Thing I Want: Better (Any?) Voice Commands on All My Apps

Podcast Addict app
(Credit: spydergrrl)
Yesterday, I went out for my first trail run of the season. As I ran, I listened to a CBC Spark podcast which, as usual, was full of random and interesting stories about how tech impacts culture and our everyday lives. There were a few items that I really wanted to bookmark, timestamp, or Evernote for later research, but short of stopping, pulling my arm band off and making an actual note, there is absolutely no way for me to identify or capture interesting tidbits while I'm active.
    What I really wanted in that moment was the ability to say one of two things:
    "Podcast Addict, timestamp now"
    or even,
    "Ok, Google: timestamp Podcast Addict now"
    And then I wanted Podcast Addict to flag the current section of the podcast I was listening to, so I could jump to it afterwards and capture the info or URL being discussed at that moment, rather than have to take the time to scrobble through an hour-long podcast to find that particular moment again (which, let's face it, I'll never do).

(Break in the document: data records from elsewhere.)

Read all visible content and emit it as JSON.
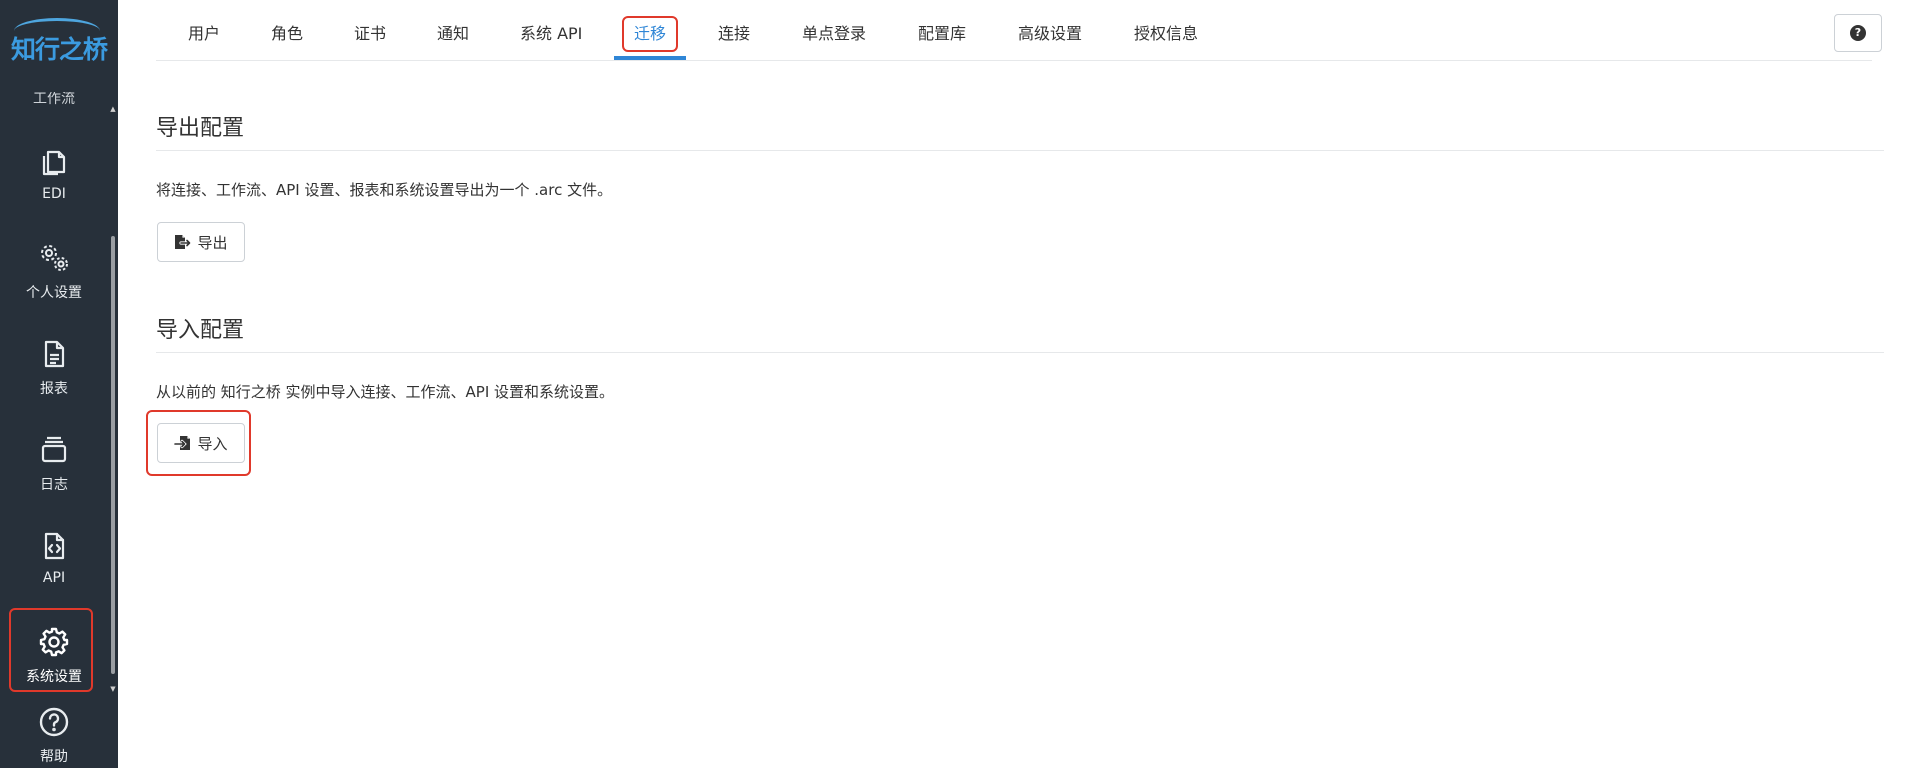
{
  "brand": {
    "logo_text": "知行之桥",
    "accent": "#2f86d6",
    "highlight": "#e0392b"
  },
  "sidebar": {
    "partial_item": "工作流",
    "items": [
      {
        "label": "EDI",
        "icon": "copy-icon"
      },
      {
        "label": "个人设置",
        "icon": "gears-icon"
      },
      {
        "label": "报表",
        "icon": "report-icon"
      },
      {
        "label": "日志",
        "icon": "logs-icon"
      },
      {
        "label": "API",
        "icon": "api-icon"
      },
      {
        "label": "系统设置",
        "icon": "gear-icon",
        "active": true
      },
      {
        "label": "帮助",
        "icon": "question-icon"
      }
    ]
  },
  "tabs": [
    {
      "label": "用户"
    },
    {
      "label": "角色"
    },
    {
      "label": "证书"
    },
    {
      "label": "通知"
    },
    {
      "label": "系统 API"
    },
    {
      "label": "迁移",
      "active": true
    },
    {
      "label": "连接"
    },
    {
      "label": "单点登录"
    },
    {
      "label": "配置库"
    },
    {
      "label": "高级设置"
    },
    {
      "label": "授权信息"
    }
  ],
  "help": {
    "icon": "question-circle-icon",
    "glyph": "?"
  },
  "export_section": {
    "title": "导出配置",
    "description": "将连接、工作流、API 设置、报表和系统设置导出为一个 .arc 文件。",
    "button_label": "导出"
  },
  "import_section": {
    "title": "导入配置",
    "description": "从以前的 知行之桥 实例中导入连接、工作流、API 设置和系统设置。",
    "button_label": "导入"
  }
}
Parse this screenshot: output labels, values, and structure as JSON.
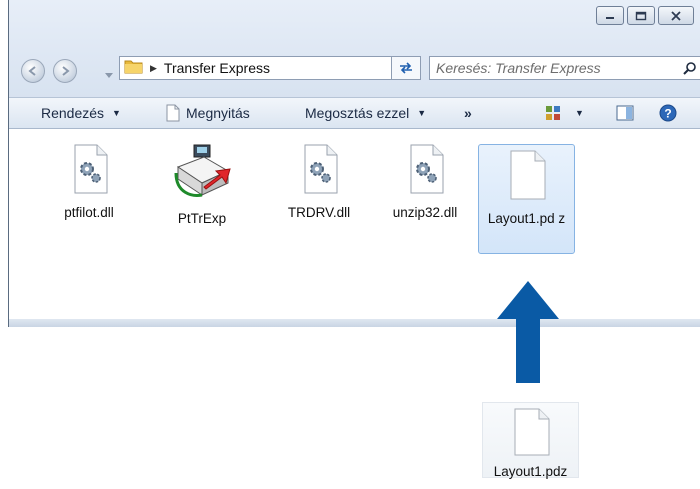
{
  "window": {
    "controls": {
      "minimize": "minimize-icon",
      "maximize": "maximize-icon",
      "close": "close-icon"
    }
  },
  "address_bar": {
    "path": "Transfer Express"
  },
  "search": {
    "placeholder": "Keresés: Transfer Express"
  },
  "toolbar": {
    "organize_label": "Rendezés",
    "open_label": "Megnyitás",
    "share_label": "Megosztás ezzel",
    "more_label": "»"
  },
  "files": [
    {
      "name": "ptfilot.dll",
      "icon": "dll-gear-icon"
    },
    {
      "name": "PtTrExp",
      "icon": "printer-app-icon"
    },
    {
      "name": "TRDRV.dll",
      "icon": "dll-gear-icon"
    },
    {
      "name": "unzip32.dll",
      "icon": "dll-gear-icon"
    },
    {
      "name": "Layout1.pd z",
      "icon": "blank-document-icon",
      "selected": true
    }
  ],
  "dragged_file": {
    "name": "Layout1.pdz",
    "icon": "blank-document-icon"
  },
  "colors": {
    "arrow": "#0a5aa5",
    "selection": "#d3e5f9",
    "toolbar": "#dbe5f1"
  }
}
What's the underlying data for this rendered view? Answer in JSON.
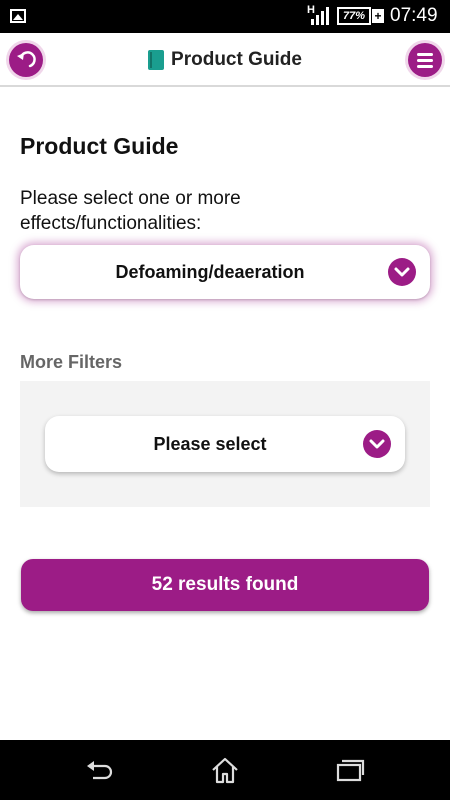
{
  "status_bar": {
    "network": "H",
    "battery": "77%",
    "time": "07:49"
  },
  "header": {
    "title": "Product Guide"
  },
  "main": {
    "heading": "Product Guide",
    "instructions": "Please select one or more effects/functionalities:",
    "effects_select": {
      "value": "Defoaming/deaeration"
    },
    "more_filters": {
      "title": "More Filters",
      "select": {
        "value": "Please select"
      }
    },
    "results_button": "52 results found"
  },
  "icons": {
    "back": "back-icon",
    "menu": "menu-icon",
    "book": "book-icon",
    "chevron": "chevron-down-icon"
  },
  "colors": {
    "accent": "#9c1c86",
    "book": "#1a9e8f"
  }
}
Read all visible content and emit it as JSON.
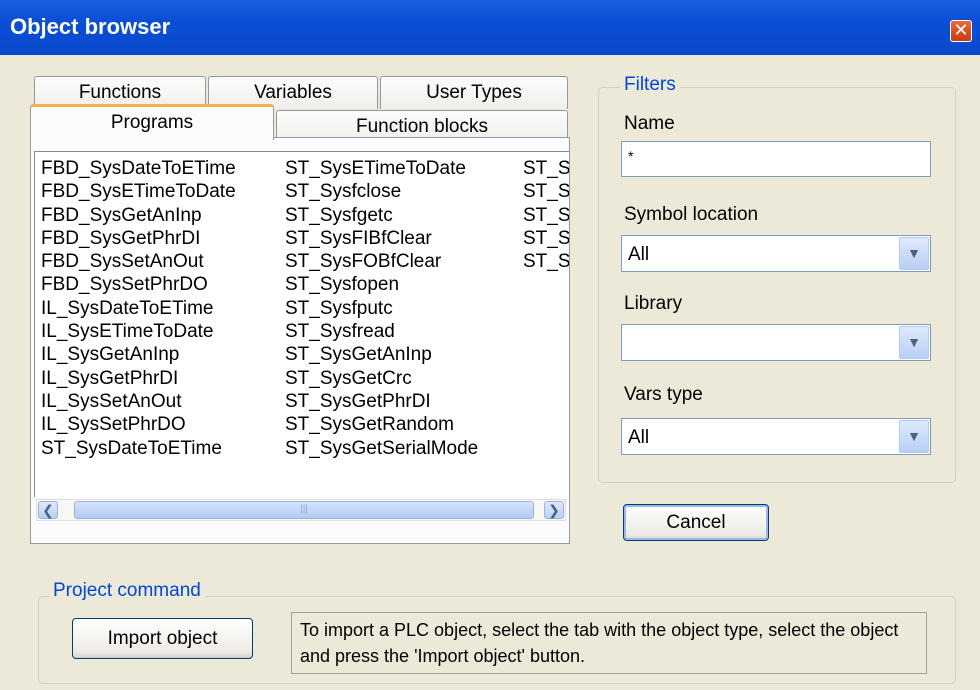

    I'm not sure how much of the podcast I caught for the next 5 minutes because I was too busy thinking about the following:
    • Why don't more apps have integrated voice commands for basic functions?
    • Why don't more apps have functions I actually need? And then voice-enable them?
    • How hard would it be for app devs to integrate with Google Now to enable control via voice, rather than build it themselves?
    Now, in my research, I did find out that there are some apps well integrated into Google Now at this time:
    • Adding a calendar item;
    • Capturing some flash of inspiration in Evernote (because creativity always seems to strike when I'm doing something else like running, driving, or blow drying my hair);
    • Playing music in any of my music apps, including Napster (yes, it still exists - they bought Rhapsody);
    And of course, you can pretty much open any app on your Android phone with Google Now, but once you get in, that's where things generally stop. Once you're actually inside an app, you can't do anything at all with voice commands. For me, it's annoying. For those with accessibility issues, I can't even imagine what it means for their everyday lives.

    Considering Google Now's functionality is a little bit like If This Then That, it listens for commands and can trigger certain behaviours in the apps if they are predefined. That is, they have to be accounted for and defined in the first place.

    I wish that app devs would consider less how they want us to use their apps and spend more time watching their users in the wild to see what we actually do with them — or want to do with them — to expand on the features we want and not those we don't need (I'm looking at you Twitter Moments).